After this naïve period on the company level, it became time for more mature relationships. People started to build real businesses, and now the situation is good. But the question is, can we really do business at an intellectual level in order to exploit the full potential of this country on an international scale? Personally, I would say no: we are still at the beginning. But what is holding us back? What is the problem?
Trust, Open Communication, and Understanding
When you build a relationship with your child, especially a teenager, the main thing you need to remember is that you have different points of view on almost everything. You can maintain your relationship only if you have trust, and to achieve that trust you need to have very effective and open communications. Trust, open communication, and understanding are also what you need for government, business, and personal business relationships. And here I see deficiencies, especially when I consider government relationships, government programs, and now the new Putin-Bush initiative.
Since I have a technical background, I always think in terms of building a project. If you wish to achieve something in Russia, either politically or technically, you need to have long-term objectives. If your objectives are short-term, nothing will happen. If your goal is simply to set up a meeting, nothing will come of it. One good example of the right way to achieve in Russia is Motorola, which made a long-term investment in the country and now has research and development facilities here. Intel did likewise, and is working very successfully here too.
Building a Strong Team
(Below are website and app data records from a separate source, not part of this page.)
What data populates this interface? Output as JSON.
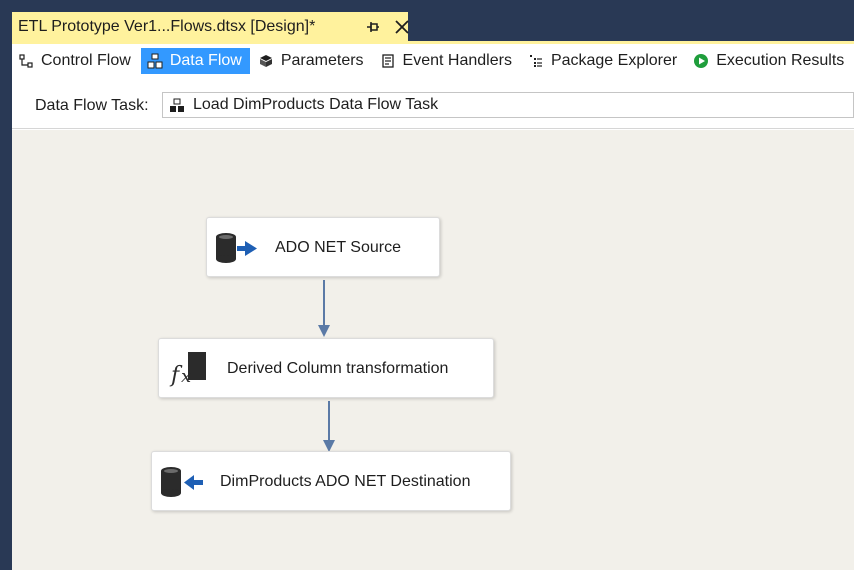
{
  "document_tab": {
    "title": "ETL Prototype Ver1...Flows.dtsx [Design]*",
    "pin_icon": "pin-icon",
    "close_icon": "close-icon"
  },
  "designer_tabs": [
    {
      "label": "Control Flow",
      "icon": "control-flow-icon",
      "active": false
    },
    {
      "label": "Data Flow",
      "icon": "data-flow-icon",
      "active": true
    },
    {
      "label": "Parameters",
      "icon": "parameters-icon",
      "active": false
    },
    {
      "label": "Event Handlers",
      "icon": "event-handlers-icon",
      "active": false
    },
    {
      "label": "Package Explorer",
      "icon": "package-explorer-icon",
      "active": false
    },
    {
      "label": "Execution Results",
      "icon": "execution-results-icon",
      "active": false
    }
  ],
  "task_selector": {
    "label": "Data Flow Task:",
    "value": "Load DimProducts Data Flow Task",
    "icon": "data-flow-task-icon"
  },
  "components": [
    {
      "label": "ADO NET Source",
      "icon": "ado-net-source-icon"
    },
    {
      "label": "Derived Column transformation",
      "icon": "derived-column-icon"
    },
    {
      "label": "DimProducts ADO NET Destination",
      "icon": "ado-net-destination-icon"
    }
  ],
  "colors": {
    "tab_highlight": "#fff29d",
    "active_tab": "#3399ff",
    "canvas": "#f2f0ea",
    "frame": "#293955",
    "connector": "#5b7aa6"
  }
}
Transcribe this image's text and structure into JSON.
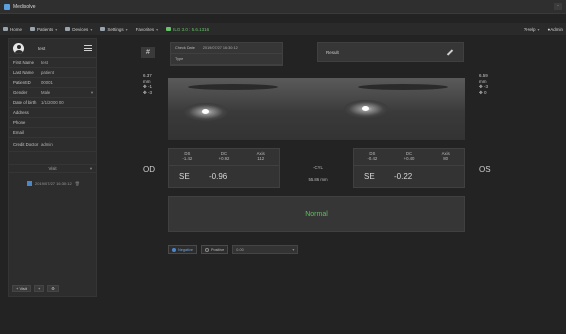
{
  "window": {
    "title": "Medisolve",
    "control": "-"
  },
  "menu": {
    "items": [
      {
        "label": "Home",
        "icon": "home-icon"
      },
      {
        "label": "Patients",
        "icon": "patients-icon",
        "caret": true
      },
      {
        "label": "Devices",
        "icon": "devices-icon",
        "caret": true
      },
      {
        "label": "Settings",
        "icon": "settings-icon",
        "caret": true
      },
      {
        "label": "Favorites",
        "caret": true
      }
    ],
    "status": "ILG 3.0 : 5.6.1316",
    "right": [
      {
        "label": "Help",
        "caret": true
      },
      {
        "label": "Admin"
      }
    ]
  },
  "sidebar": {
    "profile_name": "test",
    "fields": [
      {
        "label": "First Name",
        "value": "test"
      },
      {
        "label": "Last Name",
        "value": "patient"
      },
      {
        "label": "PatientID",
        "value": "00001"
      },
      {
        "label": "Gender",
        "value": "Male",
        "dropdown": true
      },
      {
        "label": "Date of birth",
        "value": "1/1/2000 00"
      },
      {
        "label": "Address",
        "value": ""
      },
      {
        "label": "Phone",
        "value": ""
      },
      {
        "label": "Email",
        "value": ""
      },
      {
        "label": "Credit Doctor",
        "value": "admin"
      }
    ],
    "visits_header": "Visit",
    "visit_item": "2019/07/27 16:30:12",
    "bottom_buttons": [
      "+ Visit",
      "+",
      "⚙"
    ]
  },
  "main": {
    "hash_label": "#",
    "check_date_label": "Check Date",
    "check_date_value": "2019/07/27 16:30:12",
    "type_label": "Type",
    "result_label": "Result",
    "left_side": {
      "mm": "6.37",
      "unit": "mm",
      "a1": "-1",
      "a2": "-3"
    },
    "right_side": {
      "mm": "6.59",
      "unit": "mm",
      "a1": "-3",
      "a2": "0"
    },
    "od": "OD",
    "os": "OS",
    "od_panel": {
      "ds_label": "DS",
      "ds": "-1.42",
      "dc_label": "DC",
      "dc": "+0.92",
      "axis_label": "Axis",
      "axis": "112",
      "se_label": "SE",
      "se": "-0.96"
    },
    "os_panel": {
      "ds_label": "DS",
      "ds": "-0.42",
      "dc_label": "DC",
      "dc": "+0.40",
      "axis_label": "Axis",
      "axis": "80",
      "se_label": "SE",
      "se": "-0.22"
    },
    "center": {
      "cyl": "-CYL",
      "pd": "55.86 mm"
    },
    "diagnosis": "Normal",
    "controls": {
      "opt1": "Negative",
      "opt2": "Positive",
      "select_value": "0.00"
    }
  },
  "colors": {
    "background": "#232323",
    "panel": "#363636",
    "normal_green": "#5fbf5f",
    "accent_blue": "#4a86c8"
  }
}
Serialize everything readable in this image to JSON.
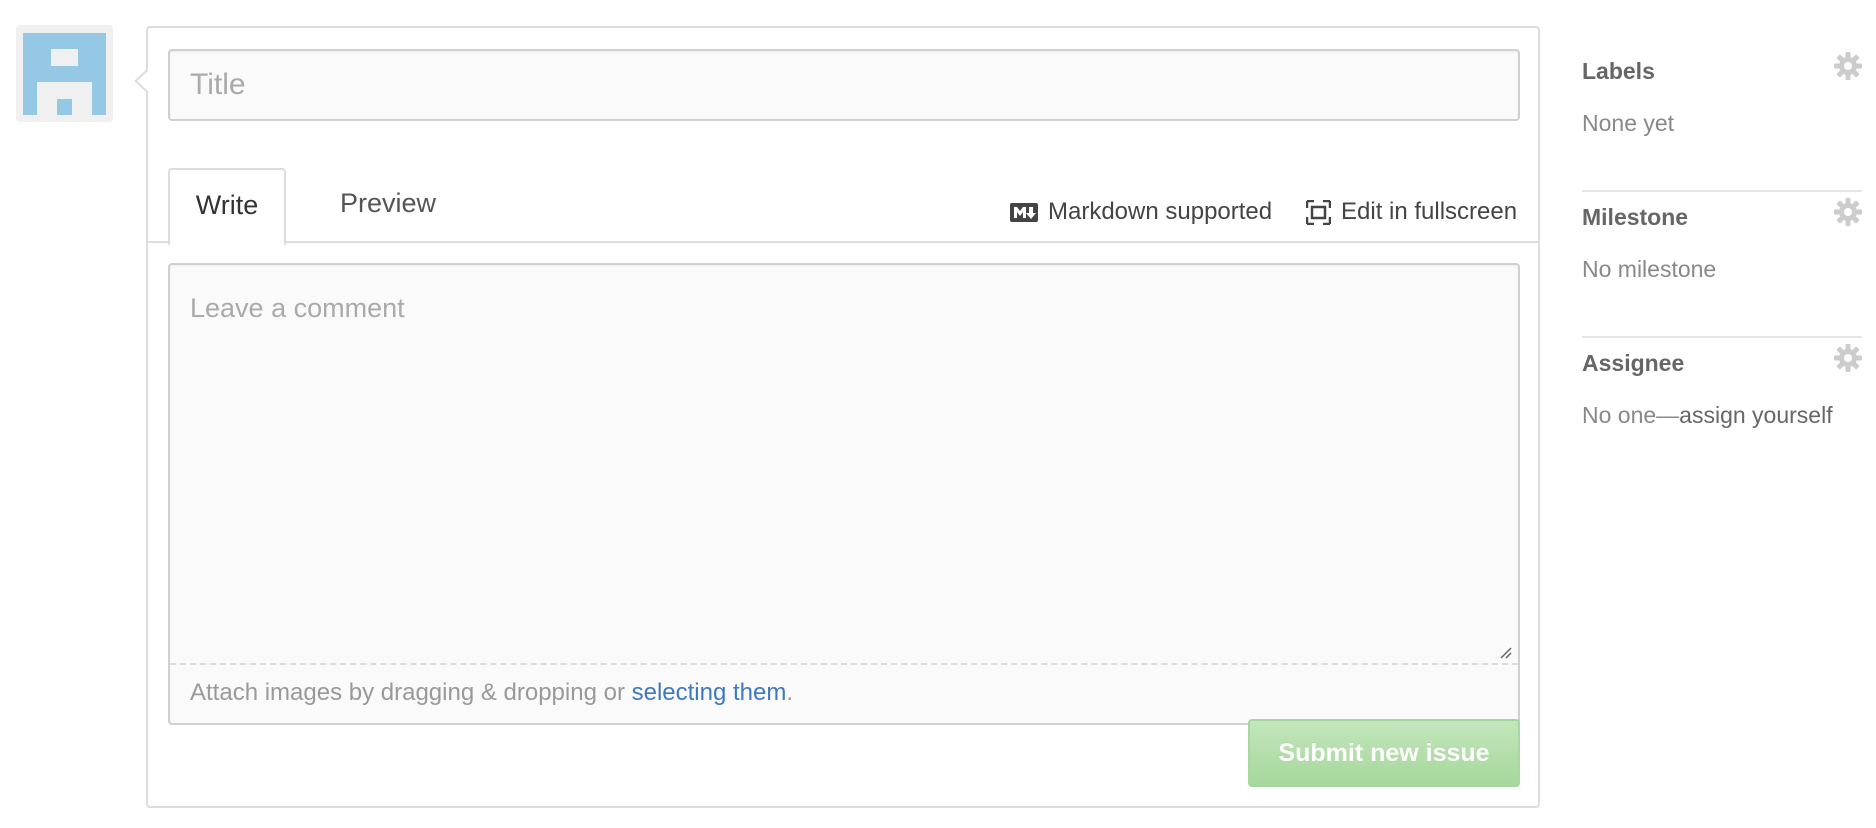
{
  "composer": {
    "title_placeholder": "Title",
    "tabs": [
      {
        "label": "Write",
        "active": true
      },
      {
        "label": "Preview",
        "active": false
      }
    ],
    "markdown_label": "Markdown supported",
    "fullscreen_label": "Edit in fullscreen",
    "comment_placeholder": "Leave a comment",
    "attach_text": "Attach images by dragging & dropping or ",
    "attach_link": "selecting them",
    "attach_suffix": ".",
    "submit_label": "Submit new issue"
  },
  "sidebar": {
    "labels": {
      "heading": "Labels",
      "value": "None yet"
    },
    "milestone": {
      "heading": "Milestone",
      "value": "No milestone"
    },
    "assignee": {
      "heading": "Assignee",
      "value": "No one—",
      "link": "assign yourself"
    }
  },
  "icons": {
    "avatar": "identicon",
    "markdown": "markdown-icon",
    "fullscreen": "fullscreen-icon",
    "gear": "gear-icon"
  },
  "colors": {
    "link": "#4078c0",
    "submit_bg": "#a6d79c",
    "avatar_blue": "#94c8e4"
  }
}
A second requirement for doing business in Russia is to find the right people. As is always the case in business, you need to find the right people and build a balanced team. How do you do it? At the beginning, companies would bring expatriates here. Now they find that Russians can do a much better job since they know the local markets and local people and can achieve results. So you need a team that is balanced, and balanced at every level. If you build organizations, for example response centers, you need to build links between an American response center and a Russian response center. In order to be successful, you must find a team that genuinely desires to be so, not just for political purposes but to achieve results.
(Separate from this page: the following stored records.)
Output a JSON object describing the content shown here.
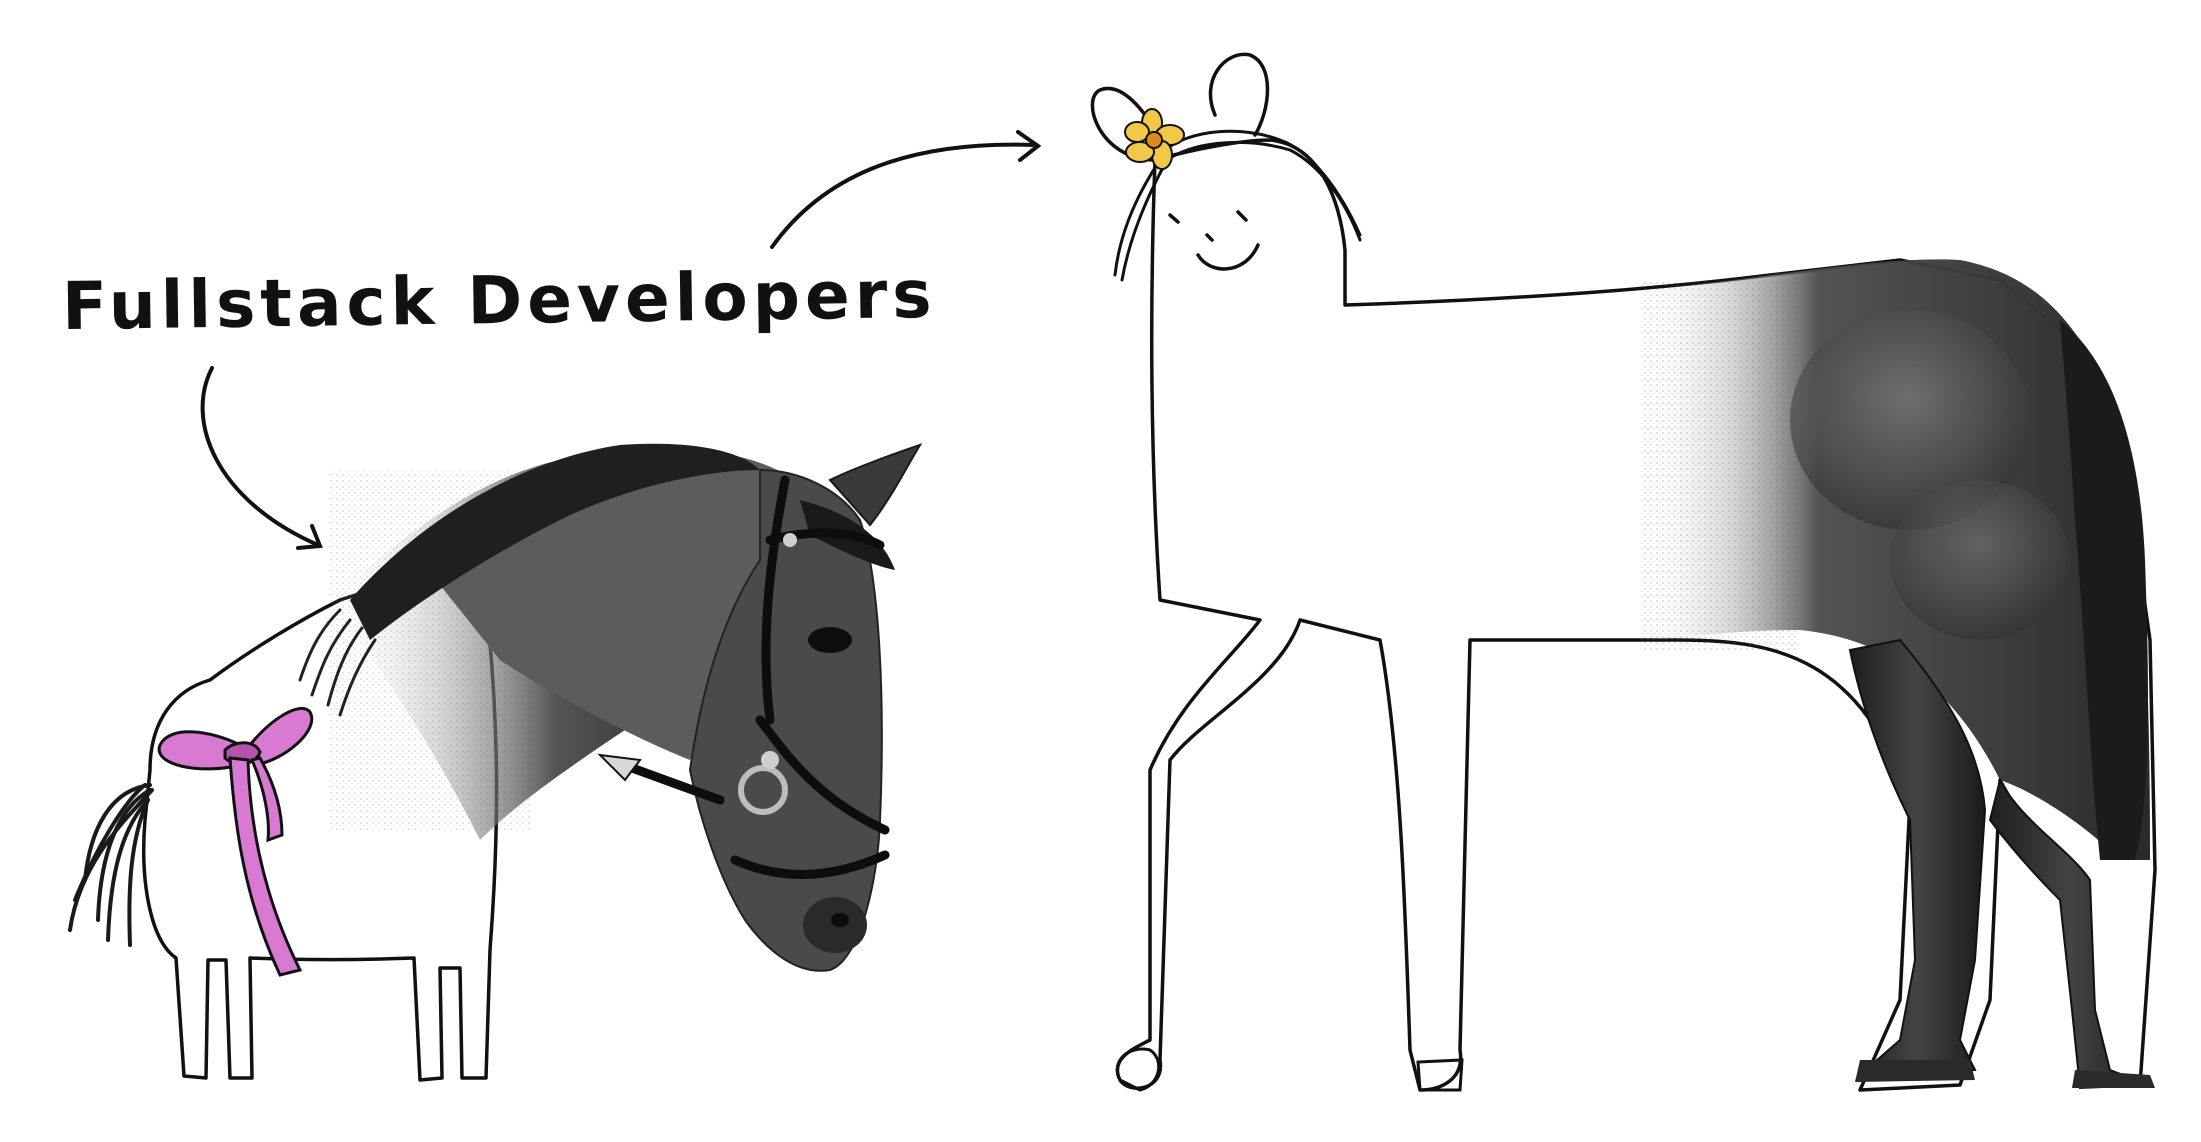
{
  "caption": "Fullstack Developers",
  "colors": {
    "ink": "#111111",
    "paper": "#ffffff",
    "ribbon": "#d97ad2",
    "ribbon_shadow": "#b452ad",
    "flower": "#f2c84b",
    "flower_center": "#e08a1e",
    "horse_dark": "#2b2b2b",
    "horse_mid": "#5a5a5a"
  },
  "figures": {
    "left": "horse-head-on-doodle-body",
    "right": "doodle-head-on-horse-body"
  }
}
Understanding the Culture
The culture here is a different problem. When I was working on the four international startups that involved me in Russian research and development, I spent the greatest part of my time facilitating communications. Americans have a very effective approach. They give instructions that are transmitted throughout an organization. But Russians who grew up under the Marxist-Leninist philosophy have always been told that they need to find out why they are doing what they are doing. This makes it very hard to achieve anything.
To anyone who would like to understand the Russian mentality, I recommend that you start by visiting the Kremlin, where you will see two important things: a cannon that was the largest in the world and has never fired a shot; and the largest bell in the world, which has never been rung once. I should also tell you that I was involved in the development of a rocket that was launched twice and never used again. While Russians have very good conceptual and philosophical capabilities that date from the times of Dostoevsky and Tolstoy, you need to be patient in order to understand how this conceptual thinking can be used in your program to achieve results.
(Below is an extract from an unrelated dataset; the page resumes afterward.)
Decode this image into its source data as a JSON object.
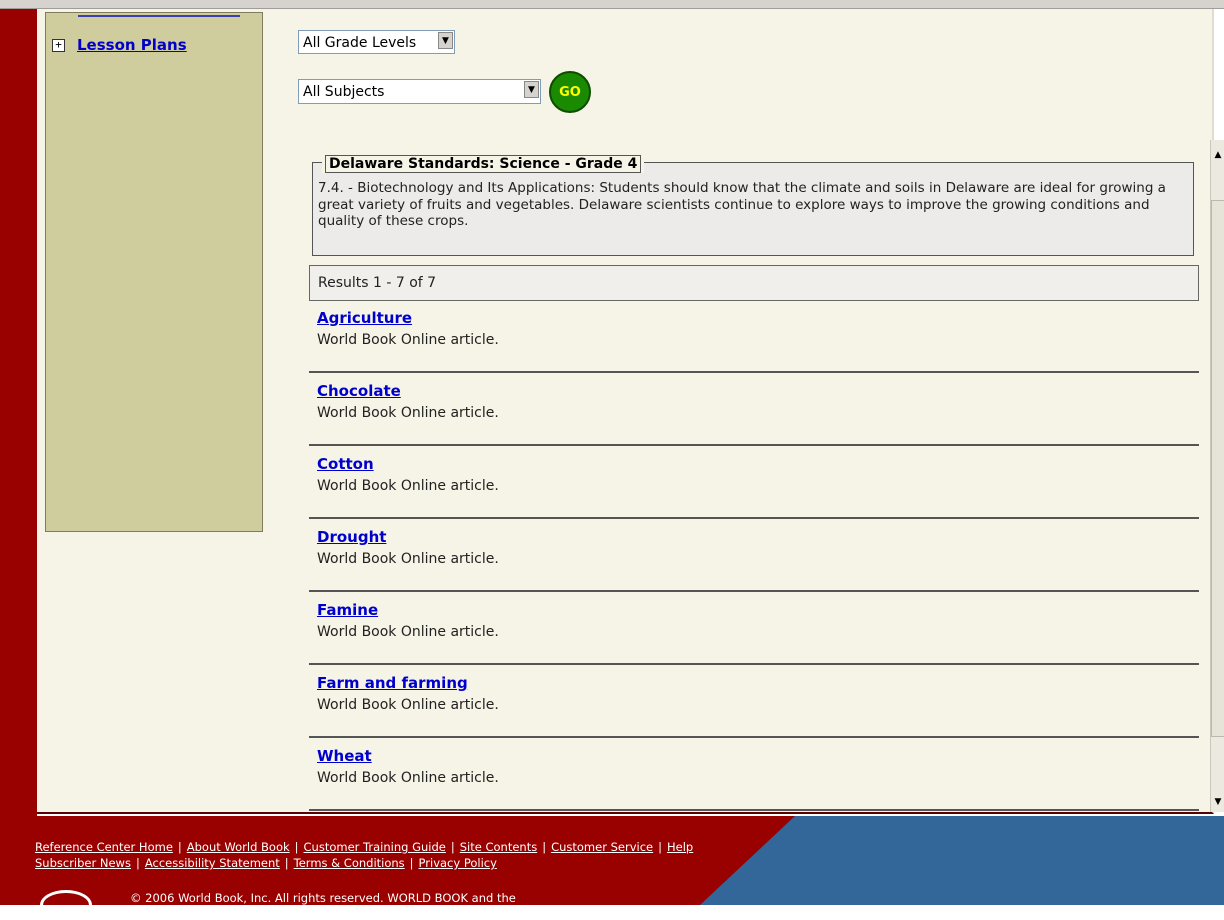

With these points in mind, I would like to finish with a joke about the role of technology in the world: when Americans invent something, Asians organize its mass production, Europeans speak about the lost opportunity, and Russians speak about priorities.